Saturday, December 11, 2010

There Has Been Blood

It's been a bloody day.

This is a photo of our three new cows taken a day or so ago. You will note the horns on each of the mature cows. Their horns were 'banded' before they came to us, i.e. a very tight rubber band was attached around the base of each horn with the purpose of constricting the blood flow, eventually causing it to fall off on its own. This is not my favorite de-horning method. I hear that skilled people with wire saws and needle nose pliers can do a very quick and relatively clean job of it when they have to, but the best option by far, for everyone involved, seems to be burning the bud of the horn when the cow is very young. I came to this opinion this morning when I went to the barn. Having greeted the cows and grabbed a pitchfork to begin cleaning up their manure. I was forking a patty when I noticed a splotch of blood on the hay. That was alarming. I looked around and saw many spots of blood until I finally lifted my head to see that one of Datura's horns had come off last night. The left side of her face was covered in blood as well as a large spot on her body where she had nestled her head last night. She was no longer bleeding and all the blood on her body was dry. In fact she was behaving very normally, taking a little grain from the bucket in my hand, drinking water, eating hay and so forth. I was alone on the farm at the time and called someone with more experience who reassured me that as long as she was not bleeding anymore, things would be okay. This was relieving to hear, but it only just takes the edge off of seeing one of your cows covered in blood.

These two roosters look guilty for a reason. Garth and I came to the egg mobile this afternoon to find these two and another mercilessly attacking a fourth rooster. Some male chickens will actually repress their sexuality in response to a very dominant rooster in the group. This was the story with two of our roosters. They had been odd looking hens their whole lives until a few very aggressive roosters were extinguished, at which point they promptly began learning to crow and commanding their own little harems. I don't know whether it's that the cold has forced them into tighter quarters, but three of them had abused and terrified this fourth rooster to the point that he was burying his face in a corner of the hen house with his own blood smeared down the walls. Garth decided he would have to kill both the persecutor and prey or it would no doubt continue. He lifted them gently by their feet and carried them over to the old milk house where they will stay overnight before meeting their end tomorrow.

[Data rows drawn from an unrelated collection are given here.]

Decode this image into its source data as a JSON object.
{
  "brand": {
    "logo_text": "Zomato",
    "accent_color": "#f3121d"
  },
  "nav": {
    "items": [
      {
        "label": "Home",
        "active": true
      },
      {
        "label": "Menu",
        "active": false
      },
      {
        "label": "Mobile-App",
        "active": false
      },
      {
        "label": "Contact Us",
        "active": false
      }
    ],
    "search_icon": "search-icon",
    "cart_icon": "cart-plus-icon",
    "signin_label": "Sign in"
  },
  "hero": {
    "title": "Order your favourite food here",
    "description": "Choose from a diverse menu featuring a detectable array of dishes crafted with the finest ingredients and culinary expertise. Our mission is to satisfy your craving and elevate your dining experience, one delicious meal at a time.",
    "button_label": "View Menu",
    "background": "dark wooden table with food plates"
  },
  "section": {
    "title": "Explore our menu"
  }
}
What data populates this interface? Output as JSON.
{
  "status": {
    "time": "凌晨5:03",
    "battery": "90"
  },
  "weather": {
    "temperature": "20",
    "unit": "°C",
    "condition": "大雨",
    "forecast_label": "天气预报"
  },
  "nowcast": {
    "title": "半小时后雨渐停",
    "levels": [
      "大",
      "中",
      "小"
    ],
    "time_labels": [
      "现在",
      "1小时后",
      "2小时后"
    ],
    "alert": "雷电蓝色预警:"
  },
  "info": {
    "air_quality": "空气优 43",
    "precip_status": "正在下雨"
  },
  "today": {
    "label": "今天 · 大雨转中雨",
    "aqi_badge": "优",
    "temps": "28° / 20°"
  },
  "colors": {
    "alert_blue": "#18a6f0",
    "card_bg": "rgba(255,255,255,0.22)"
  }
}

Deer season draws to a close at sundown on Sunday. We heard from one of our elderly neighbors that there used to be 'old timers' around here that would gladly take the organs from any hunters who didn't want to deal with them. "But they all died," he said "and now everyone just throws them away." Edmund took the heart of a buck this man shot a week ago and I guess word got around. This evening a van pulled up and stopped. Garth recognized the man walking toward our door as one in a group of local hunters. He brought us a bag. In it was the heart and liver of doe he killed this afternoon. So I am happy that we are beginning to fill a hole in the community here, no matter what it is.


Friday, December 3, 2010

Frozen Water

Not a lot has changed here since the last post I wrote. The sky is still grey, shedding snow occasionally like finely grated parmesan cheese. The cows are masticating their hay constantly, blurring their bones from our sight with layers of valuable fat. The water for the chickens freezes every night. Edmund just set up this heat lamp with a timer on it to keep the ice at bay. The extra light may also persuade a few more eggs from the flock. I shut them in tonight and thought it looked so cozy in there. Maybe I am lonely for the Thanksgiving company we just had, but it looked like a sleepover to me. I'm sure they'll be talking long into the night.